- [Task prompt]:
In the entries below, how many lines contain "JSON"? Answer with the number and nothing else.

(Dataset rows for apps and sites)
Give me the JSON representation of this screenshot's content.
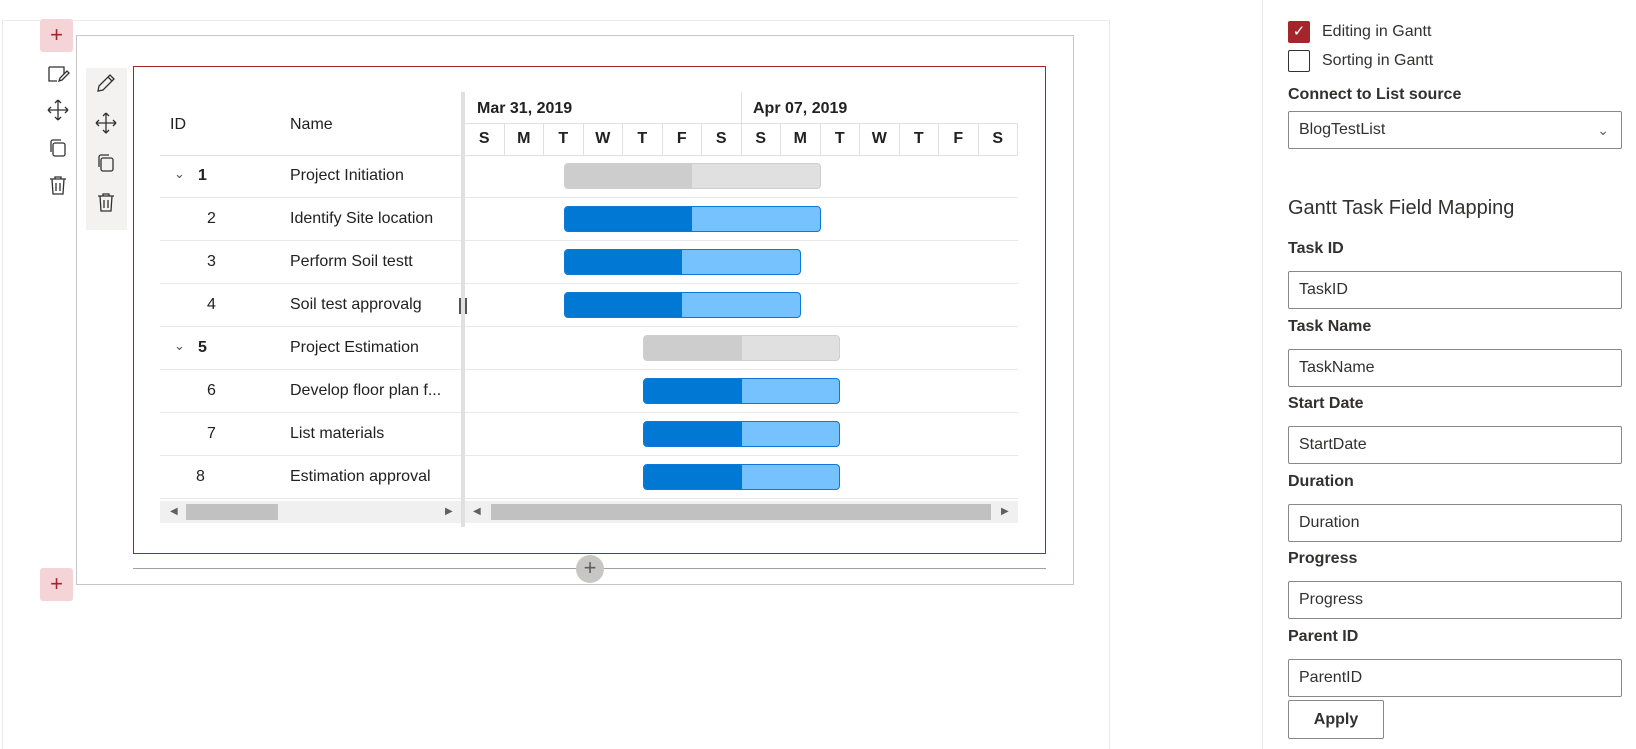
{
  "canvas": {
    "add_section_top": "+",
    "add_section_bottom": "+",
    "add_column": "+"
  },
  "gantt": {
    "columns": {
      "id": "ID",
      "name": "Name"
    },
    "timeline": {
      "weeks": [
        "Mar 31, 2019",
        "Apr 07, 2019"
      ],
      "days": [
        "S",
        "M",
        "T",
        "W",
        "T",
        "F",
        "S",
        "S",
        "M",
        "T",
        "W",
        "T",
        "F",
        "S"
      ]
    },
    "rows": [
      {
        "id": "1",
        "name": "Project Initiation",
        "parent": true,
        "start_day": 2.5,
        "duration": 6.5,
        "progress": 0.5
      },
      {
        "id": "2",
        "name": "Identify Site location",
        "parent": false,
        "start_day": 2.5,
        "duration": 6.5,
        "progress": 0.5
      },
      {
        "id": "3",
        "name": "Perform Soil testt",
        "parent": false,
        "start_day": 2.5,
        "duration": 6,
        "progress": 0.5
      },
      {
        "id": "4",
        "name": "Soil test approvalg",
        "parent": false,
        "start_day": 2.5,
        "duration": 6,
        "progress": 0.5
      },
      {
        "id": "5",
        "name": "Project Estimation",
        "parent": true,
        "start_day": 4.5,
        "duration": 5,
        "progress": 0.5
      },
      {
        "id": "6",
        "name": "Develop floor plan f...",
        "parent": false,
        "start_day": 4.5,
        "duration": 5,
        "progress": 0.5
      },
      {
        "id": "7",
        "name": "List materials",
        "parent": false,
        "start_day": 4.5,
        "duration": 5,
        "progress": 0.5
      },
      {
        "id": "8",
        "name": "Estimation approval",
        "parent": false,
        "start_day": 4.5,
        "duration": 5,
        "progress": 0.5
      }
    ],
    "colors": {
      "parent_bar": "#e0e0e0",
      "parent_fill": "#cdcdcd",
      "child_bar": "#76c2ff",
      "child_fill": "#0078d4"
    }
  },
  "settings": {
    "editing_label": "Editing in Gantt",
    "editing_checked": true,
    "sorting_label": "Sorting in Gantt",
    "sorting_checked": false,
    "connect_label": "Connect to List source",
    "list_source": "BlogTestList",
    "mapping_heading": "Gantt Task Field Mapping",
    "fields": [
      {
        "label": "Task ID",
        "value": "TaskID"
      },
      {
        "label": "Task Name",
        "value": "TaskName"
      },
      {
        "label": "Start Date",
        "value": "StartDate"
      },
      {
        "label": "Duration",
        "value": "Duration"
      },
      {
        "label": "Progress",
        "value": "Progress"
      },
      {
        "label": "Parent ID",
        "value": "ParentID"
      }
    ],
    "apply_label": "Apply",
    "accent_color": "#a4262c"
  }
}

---

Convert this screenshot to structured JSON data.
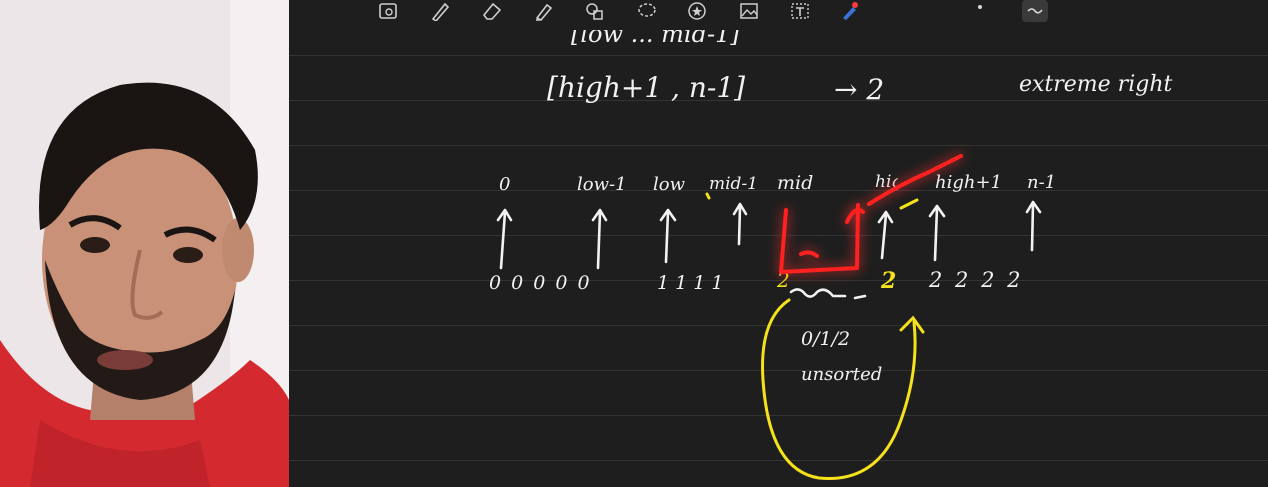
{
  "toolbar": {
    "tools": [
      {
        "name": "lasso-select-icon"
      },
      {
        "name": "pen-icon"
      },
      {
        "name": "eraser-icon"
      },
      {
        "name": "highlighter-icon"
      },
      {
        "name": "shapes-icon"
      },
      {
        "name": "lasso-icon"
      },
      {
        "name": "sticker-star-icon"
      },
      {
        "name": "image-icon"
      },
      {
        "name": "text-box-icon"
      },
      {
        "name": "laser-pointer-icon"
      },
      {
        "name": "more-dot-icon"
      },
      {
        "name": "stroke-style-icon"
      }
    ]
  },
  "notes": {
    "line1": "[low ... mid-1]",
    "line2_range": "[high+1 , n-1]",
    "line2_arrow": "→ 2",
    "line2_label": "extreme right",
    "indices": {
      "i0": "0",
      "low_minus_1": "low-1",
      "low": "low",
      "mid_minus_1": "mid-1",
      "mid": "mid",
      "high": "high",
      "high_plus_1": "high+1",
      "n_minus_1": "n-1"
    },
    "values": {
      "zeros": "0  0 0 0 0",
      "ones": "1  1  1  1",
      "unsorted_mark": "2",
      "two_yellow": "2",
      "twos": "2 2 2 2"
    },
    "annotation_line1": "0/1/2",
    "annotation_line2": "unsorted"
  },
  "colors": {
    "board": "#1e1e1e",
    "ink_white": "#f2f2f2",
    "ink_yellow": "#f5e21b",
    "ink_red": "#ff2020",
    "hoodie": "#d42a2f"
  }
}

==

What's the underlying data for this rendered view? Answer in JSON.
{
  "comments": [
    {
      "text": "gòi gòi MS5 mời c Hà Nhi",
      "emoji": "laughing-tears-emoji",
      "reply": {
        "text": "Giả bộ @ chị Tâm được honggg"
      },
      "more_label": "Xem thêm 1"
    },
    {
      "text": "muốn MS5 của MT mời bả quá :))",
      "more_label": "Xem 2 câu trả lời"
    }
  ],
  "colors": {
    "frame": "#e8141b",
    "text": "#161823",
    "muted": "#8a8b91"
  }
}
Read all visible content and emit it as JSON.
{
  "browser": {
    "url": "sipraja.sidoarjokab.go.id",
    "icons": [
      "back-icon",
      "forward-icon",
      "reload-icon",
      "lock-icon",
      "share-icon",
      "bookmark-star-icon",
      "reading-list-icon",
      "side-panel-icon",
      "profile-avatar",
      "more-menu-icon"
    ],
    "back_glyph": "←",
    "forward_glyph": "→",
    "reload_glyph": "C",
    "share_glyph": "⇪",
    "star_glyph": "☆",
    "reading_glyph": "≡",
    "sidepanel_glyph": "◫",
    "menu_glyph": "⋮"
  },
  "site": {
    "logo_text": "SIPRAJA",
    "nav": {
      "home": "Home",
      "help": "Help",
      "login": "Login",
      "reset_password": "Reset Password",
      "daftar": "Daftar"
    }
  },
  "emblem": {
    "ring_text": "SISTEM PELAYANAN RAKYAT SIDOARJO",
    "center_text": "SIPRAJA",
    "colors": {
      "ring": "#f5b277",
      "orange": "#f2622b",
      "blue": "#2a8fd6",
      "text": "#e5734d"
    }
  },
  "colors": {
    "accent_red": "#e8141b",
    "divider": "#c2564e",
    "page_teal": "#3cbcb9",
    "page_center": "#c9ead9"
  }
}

- [Answer to this problem]:
4